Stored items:
####################

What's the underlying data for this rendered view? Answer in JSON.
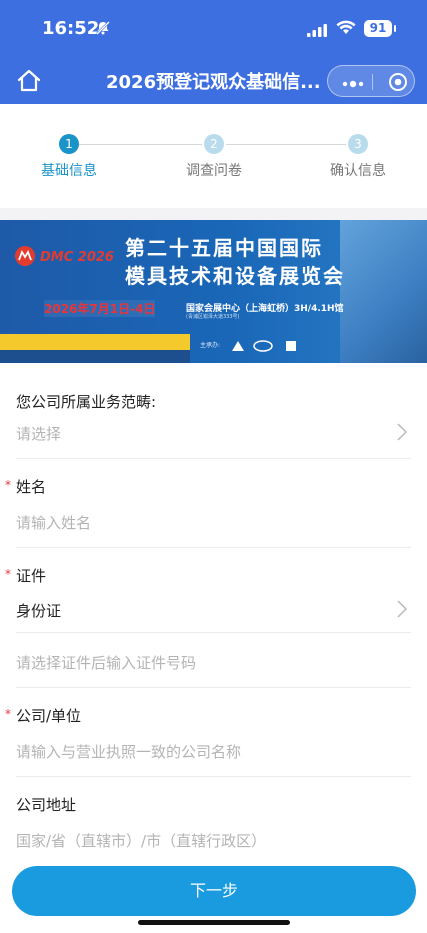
{
  "status": {
    "time": "16:52",
    "battery": "91"
  },
  "nav": {
    "title": "2026预登记观众基础信..."
  },
  "steps": [
    {
      "num": "1",
      "label": "基础信息"
    },
    {
      "num": "2",
      "label": "调查问卷"
    },
    {
      "num": "3",
      "label": "确认信息"
    }
  ],
  "banner": {
    "logo": "DMC 2026",
    "title_line1": "第二十五届中国国际",
    "title_line2": "模具技术和设备展览会",
    "date": "2026年7月1日-4日",
    "venue": "国家会展中心（上海虹桥）3H/4.1H馆",
    "address": "(青浦区崧泽大道333号)",
    "host": "主承办:"
  },
  "form": {
    "business_scope": {
      "label": "您公司所属业务范畴:",
      "placeholder": "请选择"
    },
    "name": {
      "label": "姓名",
      "placeholder": "请输入姓名"
    },
    "id_doc": {
      "label": "证件",
      "value": "身份证",
      "number_placeholder": "请选择证件后输入证件号码"
    },
    "company": {
      "label": "公司/单位",
      "placeholder": "请输入与营业执照一致的公司名称"
    },
    "address": {
      "label": "公司地址",
      "placeholder": "国家/省（直辖市）/市（直辖行政区）"
    }
  },
  "buttons": {
    "next": "下一步"
  },
  "colors": {
    "header": "#3e6fe0",
    "accent": "#1a93c9",
    "button": "#1a9be0",
    "required": "#e4393c"
  }
}
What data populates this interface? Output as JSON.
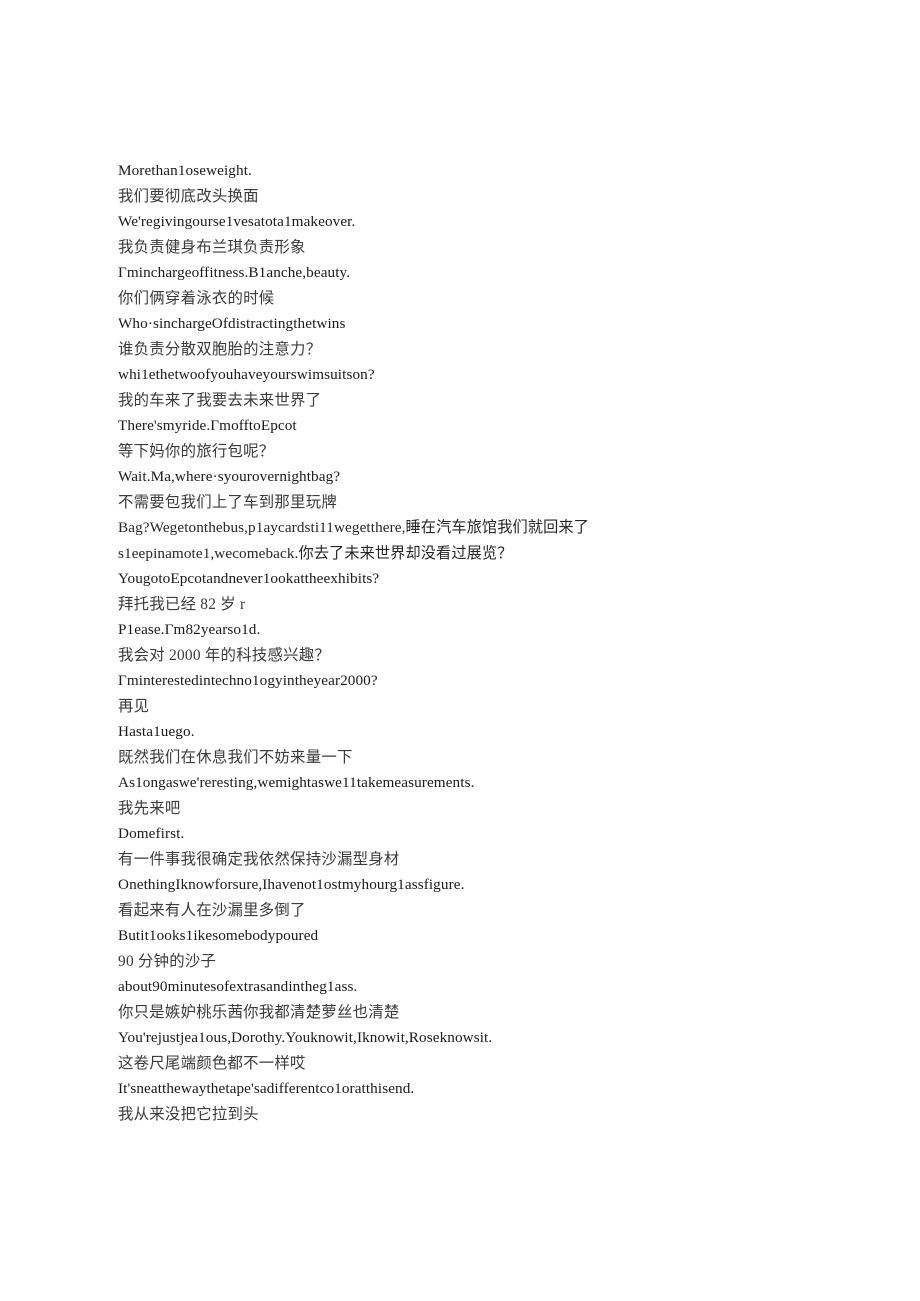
{
  "document": {
    "type": "scanned-text-page",
    "page_background": "#ffffff",
    "text_color": "#1a1a1a",
    "cjk_text_color": "#3b3b3b",
    "lines": [
      {
        "id": "l1",
        "lang": "en",
        "text": "Morethan1oseweight."
      },
      {
        "id": "l2",
        "lang": "zh",
        "text": "我们要彻底改头换面"
      },
      {
        "id": "l3",
        "lang": "en",
        "text": "We'regivingourse1vesatota1makeover."
      },
      {
        "id": "l4",
        "lang": "zh",
        "text": "我负责健身布兰琪负责形象"
      },
      {
        "id": "l5",
        "lang": "en",
        "text": "Γminchargeoffitness.B1anche,beauty."
      },
      {
        "id": "l6",
        "lang": "zh",
        "text": "你们俩穿着泳衣的时候"
      },
      {
        "id": "l7",
        "lang": "en",
        "text": "Who·sinchargeOfdistractingthetwins"
      },
      {
        "id": "l8",
        "lang": "zh",
        "text": "谁负责分散双胞胎的注意力？"
      },
      {
        "id": "l9",
        "lang": "en",
        "text": "whi1ethetwoofyouhaveyourswimsuitson?"
      },
      {
        "id": "l10",
        "lang": "zh",
        "text": "我的车来了我要去未来世界了"
      },
      {
        "id": "l11",
        "lang": "en",
        "text": "There'smyride.ΓmofftoEpcot"
      },
      {
        "id": "l12",
        "lang": "zh",
        "text": "等下妈你的旅行包呢？"
      },
      {
        "id": "l13",
        "lang": "en",
        "text": "Wait.Ma,where·syourovernightbag?"
      },
      {
        "id": "l14",
        "lang": "zh",
        "text": "不需要包我们上了车到那里玩牌"
      },
      {
        "id": "l15",
        "lang": "mixed",
        "text": "Bag?Wegetonthebus,p1aycardsti11wegetthere,睡在汽车旅馆我们就回来了"
      },
      {
        "id": "l16",
        "lang": "mixed",
        "text": "s1eepinamote1,wecomeback.你去了未来世界却没看过展览？"
      },
      {
        "id": "l17",
        "lang": "en",
        "text": "YougotoEpcotandnever1ookattheexhibits?"
      },
      {
        "id": "l18",
        "lang": "zh",
        "text": "拜托我已经 82 岁 r"
      },
      {
        "id": "l19",
        "lang": "en",
        "text": "P1ease.Γm82yearso1d."
      },
      {
        "id": "l20",
        "lang": "zh",
        "text": "我会对 2000 年的科技感兴趣？"
      },
      {
        "id": "l21",
        "lang": "en",
        "text": "Γminterestedintechno1ogyintheyear2000?"
      },
      {
        "id": "l22",
        "lang": "zh",
        "text": "再见"
      },
      {
        "id": "l23",
        "lang": "en",
        "text": "Hasta1uego."
      },
      {
        "id": "l24",
        "lang": "zh",
        "text": "既然我们在休息我们不妨来量一下"
      },
      {
        "id": "l25",
        "lang": "en",
        "text": "As1ongaswe'reresting,wemightaswe11takemeasurements."
      },
      {
        "id": "l26",
        "lang": "zh",
        "text": "我先来吧"
      },
      {
        "id": "l27",
        "lang": "en",
        "text": "Domefirst."
      },
      {
        "id": "l28",
        "lang": "zh",
        "text": "有一件事我很确定我依然保持沙漏型身材"
      },
      {
        "id": "l29",
        "lang": "en",
        "text": "OnethingIknowforsure,Ihavenot1ostmyhourg1assfigure."
      },
      {
        "id": "l30",
        "lang": "zh",
        "text": "看起来有人在沙漏里多倒了"
      },
      {
        "id": "l31",
        "lang": "en",
        "text": "Butit1ooks1ikesomebodypoured"
      },
      {
        "id": "l32",
        "lang": "zh",
        "text": "90 分钟的沙子"
      },
      {
        "id": "l33",
        "lang": "en",
        "text": "about90minutesofextrasandintheg1ass."
      },
      {
        "id": "l34",
        "lang": "zh",
        "text": "你只是嫉妒桃乐茜你我都清楚萝丝也清楚"
      },
      {
        "id": "l35",
        "lang": "en",
        "text": "You'rejustjea1ous,Dorothy.Youknowit,Iknowit,Roseknowsit."
      },
      {
        "id": "l36",
        "lang": "zh",
        "text": "这卷尺尾端颜色都不一样哎"
      },
      {
        "id": "l37",
        "lang": "en",
        "text": "It'sneatthewaythetape'sadifferentco1oratthisend."
      },
      {
        "id": "l38",
        "lang": "zh",
        "text": "我从来没把它拉到头"
      }
    ]
  }
}
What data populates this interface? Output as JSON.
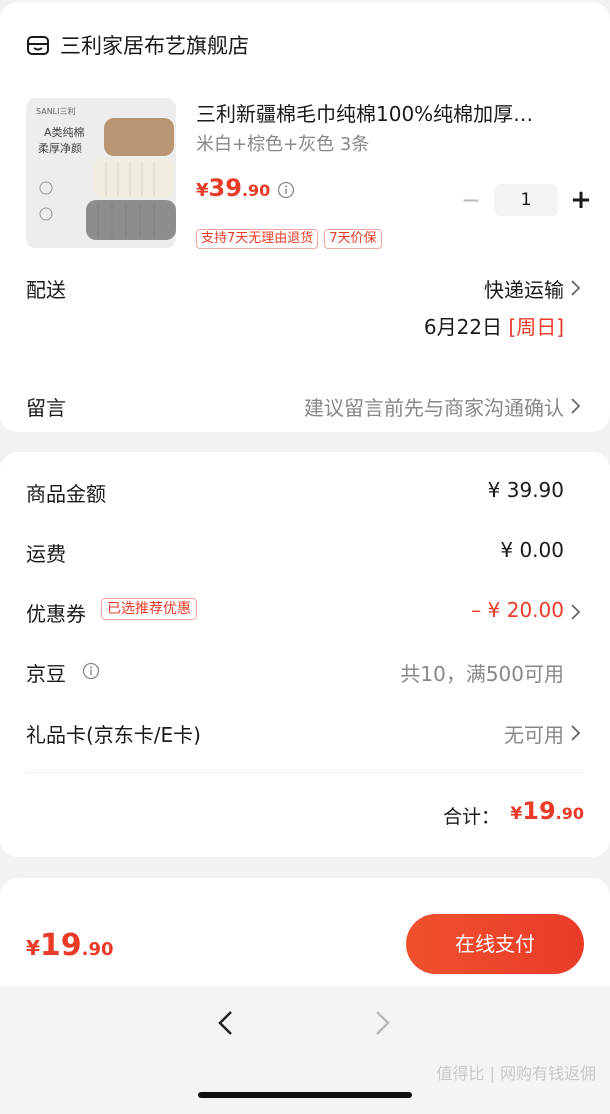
{
  "store": {
    "name": "三利家居布艺旗舰店",
    "icon": "store-icon"
  },
  "product": {
    "image_brand": "SANLI三利",
    "image_line1": "A类纯棉",
    "image_line2": "柔厚净颜",
    "title": "三利新疆棉毛巾纯棉100%纯棉加厚…",
    "spec": "米白+棕色+灰色 3条",
    "price_currency": "¥",
    "price_int": "39",
    "price_dec": ".90",
    "tags": [
      "支持7天无理由退货",
      "7天价保"
    ],
    "quantity": "1",
    "minus": "−",
    "plus": "+"
  },
  "delivery": {
    "label": "配送",
    "method": "快递运输",
    "date": "6月22日",
    "weekday": "[周日]"
  },
  "message": {
    "label": "留言",
    "placeholder": "建议留言前先与商家沟通确认"
  },
  "summary": {
    "goods_label": "商品金额",
    "goods_value": "¥ 39.90",
    "shipping_label": "运费",
    "shipping_value": "¥ 0.00",
    "coupon_label": "优惠券",
    "coupon_badge": "已选推荐优惠",
    "coupon_value": "– ¥ 20.00",
    "jingdou_label": "京豆",
    "jingdou_value": "共10，满500可用",
    "giftcard_label": "礼品卡(京东卡/E卡)",
    "giftcard_value": "无可用",
    "total_label": "合计：",
    "total_currency": "¥",
    "total_int": "19",
    "total_dec": ".90"
  },
  "bottom": {
    "currency": "¥",
    "price_int": "19",
    "price_dec": ".90",
    "pay_label": "在线支付"
  },
  "watermark": "值得比 | 网购有钱返佣"
}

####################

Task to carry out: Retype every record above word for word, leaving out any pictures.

Answer space:
What's the underlying data for this rendered view? Answer in JSON.
{
  "status": {
    "time": "16:52",
    "battery": "91"
  },
  "nav": {
    "title": "2026预登记观众基础信..."
  },
  "steps": [
    {
      "num": "1",
      "label": "基础信息"
    },
    {
      "num": "2",
      "label": "调查问卷"
    },
    {
      "num": "3",
      "label": "确认信息"
    }
  ],
  "banner": {
    "logo": "DMC 2026",
    "title_line1": "第二十五届中国国际",
    "title_line2": "模具技术和设备展览会",
    "date": "2026年7月1日-4日",
    "venue": "国家会展中心（上海虹桥）3H/4.1H馆",
    "address": "(青浦区崧泽大道333号)",
    "host": "主承办:"
  },
  "form": {
    "business_scope": {
      "label": "您公司所属业务范畴:",
      "placeholder": "请选择"
    },
    "name": {
      "label": "姓名",
      "placeholder": "请输入姓名"
    },
    "id_doc": {
      "label": "证件",
      "value": "身份证",
      "number_placeholder": "请选择证件后输入证件号码"
    },
    "company": {
      "label": "公司/单位",
      "placeholder": "请输入与营业执照一致的公司名称"
    },
    "address": {
      "label": "公司地址",
      "placeholder": "国家/省（直辖市）/市（直辖行政区）"
    }
  },
  "buttons": {
    "next": "下一步"
  },
  "colors": {
    "header": "#3e6fe0",
    "accent": "#1a93c9",
    "button": "#1a9be0",
    "required": "#e4393c"
  }
}
What data populates this interface? Output as JSON.
{
  "document": {
    "type": "scanned-text-page",
    "page_background": "#ffffff",
    "text_color": "#1a1a1a",
    "cjk_text_color": "#3b3b3b",
    "lines": [
      {
        "id": "l1",
        "lang": "en",
        "text": "Morethan1oseweight."
      },
      {
        "id": "l2",
        "lang": "zh",
        "text": "我们要彻底改头换面"
      },
      {
        "id": "l3",
        "lang": "en",
        "text": "We'regivingourse1vesatota1makeover."
      },
      {
        "id": "l4",
        "lang": "zh",
        "text": "我负责健身布兰琪负责形象"
      },
      {
        "id": "l5",
        "lang": "en",
        "text": "Γminchargeoffitness.B1anche,beauty."
      },
      {
        "id": "l6",
        "lang": "zh",
        "text": "你们俩穿着泳衣的时候"
      },
      {
        "id": "l7",
        "lang": "en",
        "text": "Who·sinchargeOfdistractingthetwins"
      },
      {
        "id": "l8",
        "lang": "zh",
        "text": "谁负责分散双胞胎的注意力？"
      },
      {
        "id": "l9",
        "lang": "en",
        "text": "whi1ethetwoofyouhaveyourswimsuitson?"
      },
      {
        "id": "l10",
        "lang": "zh",
        "text": "我的车来了我要去未来世界了"
      },
      {
        "id": "l11",
        "lang": "en",
        "text": "There'smyride.ΓmofftoEpcot"
      },
      {
        "id": "l12",
        "lang": "zh",
        "text": "等下妈你的旅行包呢？"
      },
      {
        "id": "l13",
        "lang": "en",
        "text": "Wait.Ma,where·syourovernightbag?"
      },
      {
        "id": "l14",
        "lang": "zh",
        "text": "不需要包我们上了车到那里玩牌"
      },
      {
        "id": "l15",
        "lang": "mixed",
        "text": "Bag?Wegetonthebus,p1aycardsti11wegetthere,睡在汽车旅馆我们就回来了"
      },
      {
        "id": "l16",
        "lang": "mixed",
        "text": "s1eepinamote1,wecomeback.你去了未来世界却没看过展览？"
      },
      {
        "id": "l17",
        "lang": "en",
        "text": "YougotoEpcotandnever1ookattheexhibits?"
      },
      {
        "id": "l18",
        "lang": "zh",
        "text": "拜托我已经 82 岁 r"
      },
      {
        "id": "l19",
        "lang": "en",
        "text": "P1ease.Γm82yearso1d."
      },
      {
        "id": "l20",
        "lang": "zh",
        "text": "我会对 2000 年的科技感兴趣？"
      },
      {
        "id": "l21",
        "lang": "en",
        "text": "Γminterestedintechno1ogyintheyear2000?"
      },
      {
        "id": "l22",
        "lang": "zh",
        "text": "再见"
      },
      {
        "id": "l23",
        "lang": "en",
        "text": "Hasta1uego."
      },
      {
        "id": "l24",
        "lang": "zh",
        "text": "既然我们在休息我们不妨来量一下"
      },
      {
        "id": "l25",
        "lang": "en",
        "text": "As1ongaswe'reresting,wemightaswe11takemeasurements."
      },
      {
        "id": "l26",
        "lang": "zh",
        "text": "我先来吧"
      },
      {
        "id": "l27",
        "lang": "en",
        "text": "Domefirst."
      },
      {
        "id": "l28",
        "lang": "zh",
        "text": "有一件事我很确定我依然保持沙漏型身材"
      },
      {
        "id": "l29",
        "lang": "en",
        "text": "OnethingIknowforsure,Ihavenot1ostmyhourg1assfigure."
      },
      {
        "id": "l30",
        "lang": "zh",
        "text": "看起来有人在沙漏里多倒了"
      },
      {
        "id": "l31",
        "lang": "en",
        "text": "Butit1ooks1ikesomebodypoured"
      },
      {
        "id": "l32",
        "lang": "zh",
        "text": "90 分钟的沙子"
      },
      {
        "id": "l33",
        "lang": "en",
        "text": "about90minutesofextrasandintheg1ass."
      },
      {
        "id": "l34",
        "lang": "zh",
        "text": "你只是嫉妒桃乐茜你我都清楚萝丝也清楚"
      },
      {
        "id": "l35",
        "lang": "en",
        "text": "You'rejustjea1ous,Dorothy.Youknowit,Iknowit,Roseknowsit."
      },
      {
        "id": "l36",
        "lang": "zh",
        "text": "这卷尺尾端颜色都不一样哎"
      },
      {
        "id": "l37",
        "lang": "en",
        "text": "It'sneatthewaythetape'sadifferentco1oratthisend."
      },
      {
        "id": "l38",
        "lang": "zh",
        "text": "我从来没把它拉到头"
      }
    ]
  }
}
What data populates this interface? Output as JSON.
{
  "store": {
    "name": "三利家居布艺旗舰店",
    "icon": "store-icon"
  },
  "product": {
    "image_brand": "SANLI三利",
    "image_line1": "A类纯棉",
    "image_line2": "柔厚净颜",
    "title": "三利新疆棉毛巾纯棉100%纯棉加厚…",
    "spec": "米白+棕色+灰色 3条",
    "price_currency": "¥",
    "price_int": "39",
    "price_dec": ".90",
    "tags": [
      "支持7天无理由退货",
      "7天价保"
    ],
    "quantity": "1",
    "minus": "−",
    "plus": "+"
  },
  "delivery": {
    "label": "配送",
    "method": "快递运输",
    "date": "6月22日",
    "weekday": "[周日]"
  },
  "message": {
    "label": "留言",
    "placeholder": "建议留言前先与商家沟通确认"
  },
  "summary": {
    "goods_label": "商品金额",
    "goods_value": "¥ 39.90",
    "shipping_label": "运费",
    "shipping_value": "¥ 0.00",
    "coupon_label": "优惠券",
    "coupon_badge": "已选推荐优惠",
    "coupon_value": "– ¥ 20.00",
    "jingdou_label": "京豆",
    "jingdou_value": "共10，满500可用",
    "giftcard_label": "礼品卡(京东卡/E卡)",
    "giftcard_value": "无可用",
    "total_label": "合计：",
    "total_currency": "¥",
    "total_int": "19",
    "total_dec": ".90"
  },
  "bottom": {
    "currency": "¥",
    "price_int": "19",
    "price_dec": ".90",
    "pay_label": "在线支付"
  },
  "watermark": "值得比 | 网购有钱返佣"
}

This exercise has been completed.